Donkey finds Shrek's Christmas for Village Idiots book, the ensuing fight over the book destroys all of Shrek's supper in the process. Shrek loses his temper and kicks his friends out from his house. With their Christmas spirit ruined, Fiona is upset at Shrek's behavior and leaves with the ogre triplets. Shrek feels guilty at what he's done. Fiona explains to Donkey what Shrek had wanted for Christmas. Shrek apologizes for his behavior, he tells everyone about his first Christmas, since ogres don't celebrate anything. They return to the swamp, Shrek tells his own version of "The Night Before Christmas", featuring him as Ogre Claus. Soon they hear bells and go outside to see Santa and his reindeer, although Gingy is still afraid of Santa Claus and runs back in fear. Mike Myers as Shrek Eddie Murphy as Donkey Cameron Diaz as Princess Fiona Antonio Banderas as Puss in Boots Conrad Vernon as Gingy Cody Cameron as Pinocchio and The Three Little Pigs Aron Warner as Big Bad Wolf Christopher Knights as Three Blind Mice Frank Welker as Dragon and Dronkeys Miles Christopher Bakshi, Nina Zoe Bakshi, Dante James Hauser as Farkle, Fergus, & Felicia Marissa Jaret Winokur as Bookstore Clerk Gary Trousdale as Santa Shrek the Halls was produced by DreamWorks Animation, concretely, at the PDI/DreamWorks studio.
Gary Trousdale directed the special during the pre production, but he was replaced by Mark Baldo. The film was produced by Teresa Cheng, Gina Shay and Aron Warner and was screenplayed by Bill Riling, Theresa Cullen, Gary Trousdale and Sean Bishop. Shrek the Halls premiered on the American television network ABC, on November 28, 2007. In the United Kingdom, it premiered on December 2007, on BBC One; the rating info is courtesy of Your Entertainment ABC Medianet.

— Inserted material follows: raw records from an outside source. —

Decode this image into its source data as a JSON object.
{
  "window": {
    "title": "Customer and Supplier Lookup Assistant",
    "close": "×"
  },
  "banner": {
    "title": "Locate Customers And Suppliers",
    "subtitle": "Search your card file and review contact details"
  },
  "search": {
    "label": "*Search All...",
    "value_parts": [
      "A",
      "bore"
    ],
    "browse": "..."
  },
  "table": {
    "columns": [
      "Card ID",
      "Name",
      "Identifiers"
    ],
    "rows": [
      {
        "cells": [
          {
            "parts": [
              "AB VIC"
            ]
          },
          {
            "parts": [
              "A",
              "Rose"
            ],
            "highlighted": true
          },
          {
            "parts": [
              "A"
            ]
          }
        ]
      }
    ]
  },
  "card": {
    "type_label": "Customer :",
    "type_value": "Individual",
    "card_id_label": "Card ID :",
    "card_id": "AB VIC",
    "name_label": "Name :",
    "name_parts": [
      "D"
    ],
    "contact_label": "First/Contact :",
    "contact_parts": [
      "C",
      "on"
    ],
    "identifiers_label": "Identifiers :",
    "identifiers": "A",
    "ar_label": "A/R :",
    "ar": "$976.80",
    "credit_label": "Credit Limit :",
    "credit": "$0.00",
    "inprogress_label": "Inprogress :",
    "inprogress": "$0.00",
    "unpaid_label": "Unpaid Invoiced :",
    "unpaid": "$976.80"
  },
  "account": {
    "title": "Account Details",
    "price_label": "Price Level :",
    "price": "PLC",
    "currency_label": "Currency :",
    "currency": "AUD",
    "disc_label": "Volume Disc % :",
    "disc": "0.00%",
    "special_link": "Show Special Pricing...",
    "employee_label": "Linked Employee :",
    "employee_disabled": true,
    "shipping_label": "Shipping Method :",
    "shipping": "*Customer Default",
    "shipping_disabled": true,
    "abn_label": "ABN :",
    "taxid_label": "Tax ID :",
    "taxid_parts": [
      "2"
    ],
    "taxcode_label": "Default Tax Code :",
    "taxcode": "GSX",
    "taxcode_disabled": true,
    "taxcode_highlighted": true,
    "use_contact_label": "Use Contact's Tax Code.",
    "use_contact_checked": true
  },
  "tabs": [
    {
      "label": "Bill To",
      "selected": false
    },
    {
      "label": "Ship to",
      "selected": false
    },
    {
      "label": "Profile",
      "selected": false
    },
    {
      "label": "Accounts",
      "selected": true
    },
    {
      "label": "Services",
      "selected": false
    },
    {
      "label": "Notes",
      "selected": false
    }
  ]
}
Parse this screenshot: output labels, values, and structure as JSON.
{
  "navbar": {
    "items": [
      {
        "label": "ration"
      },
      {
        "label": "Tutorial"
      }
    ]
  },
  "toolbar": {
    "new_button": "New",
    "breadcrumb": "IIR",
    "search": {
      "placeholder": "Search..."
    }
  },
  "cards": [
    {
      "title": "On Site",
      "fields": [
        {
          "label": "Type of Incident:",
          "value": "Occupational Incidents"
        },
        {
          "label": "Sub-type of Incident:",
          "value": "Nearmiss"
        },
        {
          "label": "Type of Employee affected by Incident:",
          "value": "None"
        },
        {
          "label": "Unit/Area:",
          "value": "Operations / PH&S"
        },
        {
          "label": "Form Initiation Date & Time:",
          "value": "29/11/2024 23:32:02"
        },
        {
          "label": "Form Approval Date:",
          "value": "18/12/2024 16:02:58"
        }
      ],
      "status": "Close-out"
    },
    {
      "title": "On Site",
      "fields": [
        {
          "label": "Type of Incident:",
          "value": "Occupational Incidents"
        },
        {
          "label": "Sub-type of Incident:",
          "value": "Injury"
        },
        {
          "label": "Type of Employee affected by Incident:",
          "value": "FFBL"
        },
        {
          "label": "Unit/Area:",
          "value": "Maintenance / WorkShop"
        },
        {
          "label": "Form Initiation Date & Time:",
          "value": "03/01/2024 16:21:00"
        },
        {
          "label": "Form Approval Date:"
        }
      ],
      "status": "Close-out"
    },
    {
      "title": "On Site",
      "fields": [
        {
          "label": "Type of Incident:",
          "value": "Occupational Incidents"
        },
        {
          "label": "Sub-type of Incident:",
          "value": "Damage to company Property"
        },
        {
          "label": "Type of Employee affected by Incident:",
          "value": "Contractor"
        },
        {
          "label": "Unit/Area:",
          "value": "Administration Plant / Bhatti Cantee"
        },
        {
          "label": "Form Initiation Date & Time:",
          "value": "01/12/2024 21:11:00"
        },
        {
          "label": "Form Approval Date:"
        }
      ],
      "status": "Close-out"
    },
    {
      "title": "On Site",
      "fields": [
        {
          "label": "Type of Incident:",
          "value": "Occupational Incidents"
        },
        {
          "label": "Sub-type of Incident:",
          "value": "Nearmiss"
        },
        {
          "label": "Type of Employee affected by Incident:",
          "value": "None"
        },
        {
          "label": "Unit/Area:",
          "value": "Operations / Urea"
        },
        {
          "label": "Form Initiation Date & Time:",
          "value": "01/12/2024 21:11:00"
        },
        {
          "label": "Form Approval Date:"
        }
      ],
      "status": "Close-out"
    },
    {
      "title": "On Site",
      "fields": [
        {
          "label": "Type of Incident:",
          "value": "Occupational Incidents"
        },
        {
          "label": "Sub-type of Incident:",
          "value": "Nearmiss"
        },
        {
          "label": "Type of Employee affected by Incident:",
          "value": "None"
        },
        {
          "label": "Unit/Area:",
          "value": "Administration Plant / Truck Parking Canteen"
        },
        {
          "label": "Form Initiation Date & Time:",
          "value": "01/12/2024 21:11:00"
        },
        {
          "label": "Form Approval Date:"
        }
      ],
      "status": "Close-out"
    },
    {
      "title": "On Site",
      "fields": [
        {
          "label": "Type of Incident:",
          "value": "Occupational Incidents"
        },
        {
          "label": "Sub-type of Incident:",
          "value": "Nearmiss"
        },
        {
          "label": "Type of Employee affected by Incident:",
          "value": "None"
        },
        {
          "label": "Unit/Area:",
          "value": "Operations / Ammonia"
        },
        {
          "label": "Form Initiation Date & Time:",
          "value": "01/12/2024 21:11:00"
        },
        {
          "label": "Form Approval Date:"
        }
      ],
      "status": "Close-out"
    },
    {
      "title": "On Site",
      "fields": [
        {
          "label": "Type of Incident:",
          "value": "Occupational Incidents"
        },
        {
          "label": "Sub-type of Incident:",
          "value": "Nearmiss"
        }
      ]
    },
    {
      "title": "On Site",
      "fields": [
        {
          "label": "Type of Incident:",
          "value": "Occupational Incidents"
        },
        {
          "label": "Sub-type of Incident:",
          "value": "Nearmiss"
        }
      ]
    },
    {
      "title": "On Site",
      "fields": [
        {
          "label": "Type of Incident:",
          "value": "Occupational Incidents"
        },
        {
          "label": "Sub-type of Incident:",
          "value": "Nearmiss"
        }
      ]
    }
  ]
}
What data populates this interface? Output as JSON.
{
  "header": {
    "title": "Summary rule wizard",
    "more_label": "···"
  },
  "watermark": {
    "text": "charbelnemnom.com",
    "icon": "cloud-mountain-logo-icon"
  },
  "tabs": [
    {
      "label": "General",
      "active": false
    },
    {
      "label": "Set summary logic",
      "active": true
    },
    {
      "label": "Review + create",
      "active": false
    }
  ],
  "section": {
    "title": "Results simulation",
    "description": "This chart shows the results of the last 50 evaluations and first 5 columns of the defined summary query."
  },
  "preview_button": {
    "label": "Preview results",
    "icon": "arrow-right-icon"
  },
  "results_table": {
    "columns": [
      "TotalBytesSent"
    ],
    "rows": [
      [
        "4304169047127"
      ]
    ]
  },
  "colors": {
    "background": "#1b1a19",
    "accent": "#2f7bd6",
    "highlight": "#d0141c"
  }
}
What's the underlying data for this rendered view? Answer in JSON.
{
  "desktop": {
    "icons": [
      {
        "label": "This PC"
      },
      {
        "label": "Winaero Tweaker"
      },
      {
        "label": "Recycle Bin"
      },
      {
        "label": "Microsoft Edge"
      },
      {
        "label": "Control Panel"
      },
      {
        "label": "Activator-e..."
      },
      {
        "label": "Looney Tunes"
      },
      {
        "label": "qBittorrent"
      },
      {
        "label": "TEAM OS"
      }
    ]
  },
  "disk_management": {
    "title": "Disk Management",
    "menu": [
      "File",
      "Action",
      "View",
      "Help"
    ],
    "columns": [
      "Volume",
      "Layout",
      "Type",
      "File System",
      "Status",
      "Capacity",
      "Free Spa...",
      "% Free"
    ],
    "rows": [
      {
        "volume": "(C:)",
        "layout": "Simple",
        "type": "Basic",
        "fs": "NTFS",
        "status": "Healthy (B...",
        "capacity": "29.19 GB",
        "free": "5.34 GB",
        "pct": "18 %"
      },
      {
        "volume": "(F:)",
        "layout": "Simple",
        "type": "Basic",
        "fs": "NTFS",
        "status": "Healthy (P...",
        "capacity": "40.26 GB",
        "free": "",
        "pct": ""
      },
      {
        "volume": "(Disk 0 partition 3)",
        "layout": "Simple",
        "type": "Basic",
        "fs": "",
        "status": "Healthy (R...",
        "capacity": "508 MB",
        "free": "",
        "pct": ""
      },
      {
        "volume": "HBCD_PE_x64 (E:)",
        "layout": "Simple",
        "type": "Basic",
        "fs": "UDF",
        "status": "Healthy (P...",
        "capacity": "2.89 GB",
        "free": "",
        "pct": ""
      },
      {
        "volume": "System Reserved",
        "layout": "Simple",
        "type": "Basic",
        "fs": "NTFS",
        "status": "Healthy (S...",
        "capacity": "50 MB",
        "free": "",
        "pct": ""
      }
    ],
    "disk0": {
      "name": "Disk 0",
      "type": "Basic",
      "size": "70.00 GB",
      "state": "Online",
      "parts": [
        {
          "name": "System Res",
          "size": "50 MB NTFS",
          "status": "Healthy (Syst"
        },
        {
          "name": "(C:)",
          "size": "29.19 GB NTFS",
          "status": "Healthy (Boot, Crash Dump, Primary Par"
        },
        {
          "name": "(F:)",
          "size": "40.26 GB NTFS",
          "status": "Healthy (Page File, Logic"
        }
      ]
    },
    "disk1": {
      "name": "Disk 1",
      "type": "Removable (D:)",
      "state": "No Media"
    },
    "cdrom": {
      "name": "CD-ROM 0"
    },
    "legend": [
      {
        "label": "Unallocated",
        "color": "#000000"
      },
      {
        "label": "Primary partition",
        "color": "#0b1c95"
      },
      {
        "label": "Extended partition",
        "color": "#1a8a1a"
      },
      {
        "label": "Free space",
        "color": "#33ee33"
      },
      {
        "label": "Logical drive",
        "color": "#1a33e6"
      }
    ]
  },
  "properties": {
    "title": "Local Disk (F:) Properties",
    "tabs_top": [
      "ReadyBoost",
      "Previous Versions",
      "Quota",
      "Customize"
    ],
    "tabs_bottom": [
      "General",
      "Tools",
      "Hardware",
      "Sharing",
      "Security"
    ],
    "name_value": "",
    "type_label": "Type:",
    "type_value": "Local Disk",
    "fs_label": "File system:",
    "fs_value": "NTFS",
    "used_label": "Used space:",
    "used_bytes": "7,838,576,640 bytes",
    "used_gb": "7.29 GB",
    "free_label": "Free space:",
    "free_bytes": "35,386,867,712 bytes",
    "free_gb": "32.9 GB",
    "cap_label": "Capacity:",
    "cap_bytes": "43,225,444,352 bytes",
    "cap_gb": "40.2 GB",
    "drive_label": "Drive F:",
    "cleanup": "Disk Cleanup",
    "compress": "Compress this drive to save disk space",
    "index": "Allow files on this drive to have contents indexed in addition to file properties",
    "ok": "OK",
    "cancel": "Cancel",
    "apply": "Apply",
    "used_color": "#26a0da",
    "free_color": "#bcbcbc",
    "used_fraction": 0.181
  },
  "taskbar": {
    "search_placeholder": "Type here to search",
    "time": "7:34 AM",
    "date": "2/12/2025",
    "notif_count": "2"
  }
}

It was repeated on BBC Three on December 2011, along with Shrek: Once Upon a Time and Shrek. * 6.32 million + 0.60 million = 6.92. Both shown at the same time. Shrek the Halls was released on DVD in the United States on November 4, 2008, it was available by itself, or in a bundle pack with Shrek the Third. It was released on iTunes on November 2, 2008; the special was released on Blu-ray and DVD on October 30, 2012, as part of compilation titled Dreamworks Holiday Classics. It was re released on DVD on October 1, 2013 along with Merry Madagascar, Kung Fu Panda Holiday, Dragons: Gift of the Night Fury, The Croods.
DreamWorks Holiday Classics, available on Amazon, features Donkey's Caroling Christmas-tacular and does not feature Shrek the Halls. The score of the special was composed by Harry Gregson-Williams; the special, like the films features the following Pop culture and Christmas songs: "Summer Breeze" "Jingle Bells" "Here We Come A-wassailing" "Because We Can" "Jingo" "Ride of the Valkyries" "The Twelve Days of Christmas" "Santa Claus is Comin' to Town" "O Fortuna" "Christmas Wrapping" "Gonna Make You Sweat" "Don't Stop Believin'" "Hello Ma Baby" "Hallelujah Chorus" "Deck the Halls" "The Stars Shine in the Sky Tonight" In July 2011, as part of a strategic partnership between DreamWorks Animation and Gaylord Hotels, Shrek the Halls was presented as the theme of the ICE! exhibit at Gaylord's hotels in Texas and Florida. In this presentation, the plot of the film is